:: Input
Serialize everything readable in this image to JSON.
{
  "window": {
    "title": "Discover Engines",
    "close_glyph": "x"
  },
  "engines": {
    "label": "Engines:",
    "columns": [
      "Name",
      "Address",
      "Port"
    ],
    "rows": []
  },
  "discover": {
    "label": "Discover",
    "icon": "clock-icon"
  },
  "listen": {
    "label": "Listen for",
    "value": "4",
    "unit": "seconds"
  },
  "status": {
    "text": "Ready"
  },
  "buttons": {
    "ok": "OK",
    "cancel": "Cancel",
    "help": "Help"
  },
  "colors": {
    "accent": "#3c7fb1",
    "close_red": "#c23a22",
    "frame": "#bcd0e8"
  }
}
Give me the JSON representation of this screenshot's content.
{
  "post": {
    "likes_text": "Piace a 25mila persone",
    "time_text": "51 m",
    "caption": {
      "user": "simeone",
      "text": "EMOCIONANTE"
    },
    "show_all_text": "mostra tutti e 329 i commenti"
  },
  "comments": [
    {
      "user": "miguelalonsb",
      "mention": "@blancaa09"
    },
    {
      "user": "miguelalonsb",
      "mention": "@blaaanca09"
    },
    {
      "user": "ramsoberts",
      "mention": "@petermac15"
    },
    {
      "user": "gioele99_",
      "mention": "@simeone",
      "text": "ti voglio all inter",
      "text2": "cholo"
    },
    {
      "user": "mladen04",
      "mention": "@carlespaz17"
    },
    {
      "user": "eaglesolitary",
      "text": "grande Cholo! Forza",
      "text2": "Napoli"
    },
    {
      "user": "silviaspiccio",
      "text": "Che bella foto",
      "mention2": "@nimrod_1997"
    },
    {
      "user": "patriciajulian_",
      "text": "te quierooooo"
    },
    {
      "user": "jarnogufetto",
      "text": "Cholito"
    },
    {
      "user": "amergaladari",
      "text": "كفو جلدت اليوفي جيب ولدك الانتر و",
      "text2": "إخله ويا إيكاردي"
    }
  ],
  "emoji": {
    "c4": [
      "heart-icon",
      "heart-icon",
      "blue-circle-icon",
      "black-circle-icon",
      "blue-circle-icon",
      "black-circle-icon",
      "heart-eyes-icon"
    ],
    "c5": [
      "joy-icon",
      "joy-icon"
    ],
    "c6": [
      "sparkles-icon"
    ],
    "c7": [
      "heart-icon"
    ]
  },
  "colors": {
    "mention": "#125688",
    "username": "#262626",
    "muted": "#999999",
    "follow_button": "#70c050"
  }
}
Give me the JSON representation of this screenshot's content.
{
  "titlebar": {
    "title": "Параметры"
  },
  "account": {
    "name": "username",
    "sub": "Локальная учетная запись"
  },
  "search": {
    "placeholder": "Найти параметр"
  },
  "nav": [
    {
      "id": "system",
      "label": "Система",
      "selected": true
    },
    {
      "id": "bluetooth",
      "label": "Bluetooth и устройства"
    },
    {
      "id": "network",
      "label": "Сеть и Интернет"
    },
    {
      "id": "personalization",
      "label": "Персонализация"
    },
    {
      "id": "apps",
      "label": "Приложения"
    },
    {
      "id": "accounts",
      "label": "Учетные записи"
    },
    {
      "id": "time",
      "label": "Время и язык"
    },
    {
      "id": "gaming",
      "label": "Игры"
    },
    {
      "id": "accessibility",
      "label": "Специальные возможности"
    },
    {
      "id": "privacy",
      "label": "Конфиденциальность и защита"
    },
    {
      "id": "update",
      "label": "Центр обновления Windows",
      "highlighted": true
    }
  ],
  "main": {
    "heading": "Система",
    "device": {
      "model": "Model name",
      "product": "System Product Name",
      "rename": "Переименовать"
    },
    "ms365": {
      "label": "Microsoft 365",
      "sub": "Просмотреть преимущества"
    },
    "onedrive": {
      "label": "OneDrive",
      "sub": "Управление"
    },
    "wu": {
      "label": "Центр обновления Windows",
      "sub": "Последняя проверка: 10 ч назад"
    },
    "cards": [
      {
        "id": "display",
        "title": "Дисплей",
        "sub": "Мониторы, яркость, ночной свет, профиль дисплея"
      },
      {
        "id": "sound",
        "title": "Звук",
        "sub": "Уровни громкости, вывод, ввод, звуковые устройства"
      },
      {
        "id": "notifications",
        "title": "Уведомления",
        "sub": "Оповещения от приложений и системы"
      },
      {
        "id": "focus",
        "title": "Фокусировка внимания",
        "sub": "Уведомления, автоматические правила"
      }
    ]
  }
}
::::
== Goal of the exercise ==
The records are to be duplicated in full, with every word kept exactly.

== Response area ==
Serialize everything readable in this image to JSON.
{
  "window": {
    "title": "Discover Engines",
    "close_glyph": "x"
  },
  "engines": {
    "label": "Engines:",
    "columns": [
      "Name",
      "Address",
      "Port"
    ],
    "rows": []
  },
  "discover": {
    "label": "Discover",
    "icon": "clock-icon"
  },
  "listen": {
    "label": "Listen for",
    "value": "4",
    "unit": "seconds"
  },
  "status": {
    "text": "Ready"
  },
  "buttons": {
    "ok": "OK",
    "cancel": "Cancel",
    "help": "Help"
  },
  "colors": {
    "accent": "#3c7fb1",
    "close_red": "#c23a22",
    "frame": "#bcd0e8"
  }
}
Give me the JSON representation of this screenshot's content.
{
  "post": {
    "likes_text": "Piace a 25mila persone",
    "time_text": "51 m",
    "caption": {
      "user": "simeone",
      "text": "EMOCIONANTE"
    },
    "show_all_text": "mostra tutti e 329 i commenti"
  },
  "comments": [
    {
      "user": "miguelalonsb",
      "mention": "@blancaa09"
    },
    {
      "user": "miguelalonsb",
      "mention": "@blaaanca09"
    },
    {
      "user": "ramsoberts",
      "mention": "@petermac15"
    },
    {
      "user": "gioele99_",
      "mention": "@simeone",
      "text": "ti voglio all inter",
      "text2": "cholo"
    },
    {
      "user": "mladen04",
      "mention": "@carlespaz17"
    },
    {
      "user": "eaglesolitary",
      "text": "grande Cholo! Forza",
      "text2": "Napoli"
    },
    {
      "user": "silviaspiccio",
      "text": "Che bella foto",
      "mention2": "@nimrod_1997"
    },
    {
      "user": "patriciajulian_",
      "text": "te quierooooo"
    },
    {
      "user": "jarnogufetto",
      "text": "Cholito"
    },
    {
      "user": "amergaladari",
      "text": "كفو جلدت اليوفي جيب ولدك الانتر و",
      "text2": "إخله ويا إيكاردي"
    }
  ],
  "emoji": {
    "c4": [
      "heart-icon",
      "heart-icon",
      "blue-circle-icon",
      "black-circle-icon",
      "blue-circle-icon",
      "black-circle-icon",
      "heart-eyes-icon"
    ],
    "c5": [
      "joy-icon",
      "joy-icon"
    ],
    "c6": [
      "sparkles-icon"
    ],
    "c7": [
      "heart-icon"
    ]
  },
  "colors": {
    "mention": "#125688",
    "username": "#262626",
    "muted": "#999999",
    "follow_button": "#70c050"
  }
}
Give me the JSON representation of this screenshot's content.
{
  "titlebar": {
    "title": "Параметры"
  },
  "account": {
    "name": "username",
    "sub": "Локальная учетная запись"
  },
  "search": {
    "placeholder": "Найти параметр"
  },
  "nav": [
    {
      "id": "system",
      "label": "Система",
      "selected": true
    },
    {
      "id": "bluetooth",
      "label": "Bluetooth и устройства"
    },
    {
      "id": "network",
      "label": "Сеть и Интернет"
    },
    {
      "id": "personalization",
      "label": "Персонализация"
    },
    {
      "id": "apps",
      "label": "Приложения"
    },
    {
      "id": "accounts",
      "label": "Учетные записи"
    },
    {
      "id": "time",
      "label": "Время и язык"
    },
    {
      "id": "gaming",
      "label": "Игры"
    },
    {
      "id": "accessibility",
      "label": "Специальные возможности"
    },
    {
      "id": "privacy",
      "label": "Конфиденциальность и защита"
    },
    {
      "id": "update",
      "label": "Центр обновления Windows",
      "highlighted": true
    }
  ],
  "main": {
    "heading": "Система",
    "device": {
      "model": "Model name",
      "product": "System Product Name",
      "rename": "Переименовать"
    },
    "ms365": {
      "label": "Microsoft 365",
      "sub": "Просмотреть преимущества"
    },
    "onedrive": {
      "label": "OneDrive",
      "sub": "Управление"
    },
    "wu": {
      "label": "Центр обновления Windows",
      "sub": "Последняя проверка: 10 ч назад"
    },
    "cards": [
      {
        "id": "display",
        "title": "Дисплей",
        "sub": "Мониторы, яркость, ночной свет, профиль дисплея"
      },
      {
        "id": "sound",
        "title": "Звук",
        "sub": "Уровни громкости, вывод, ввод, звуковые устройства"
      },
      {
        "id": "notifications",
        "title": "Уведомления",
        "sub": "Оповещения от приложений и системы"
      },
      {
        "id": "focus",
        "title": "Фокусировка внимания",
        "sub": "Уведомления, автоматические правила"
      }
    ]
  }
}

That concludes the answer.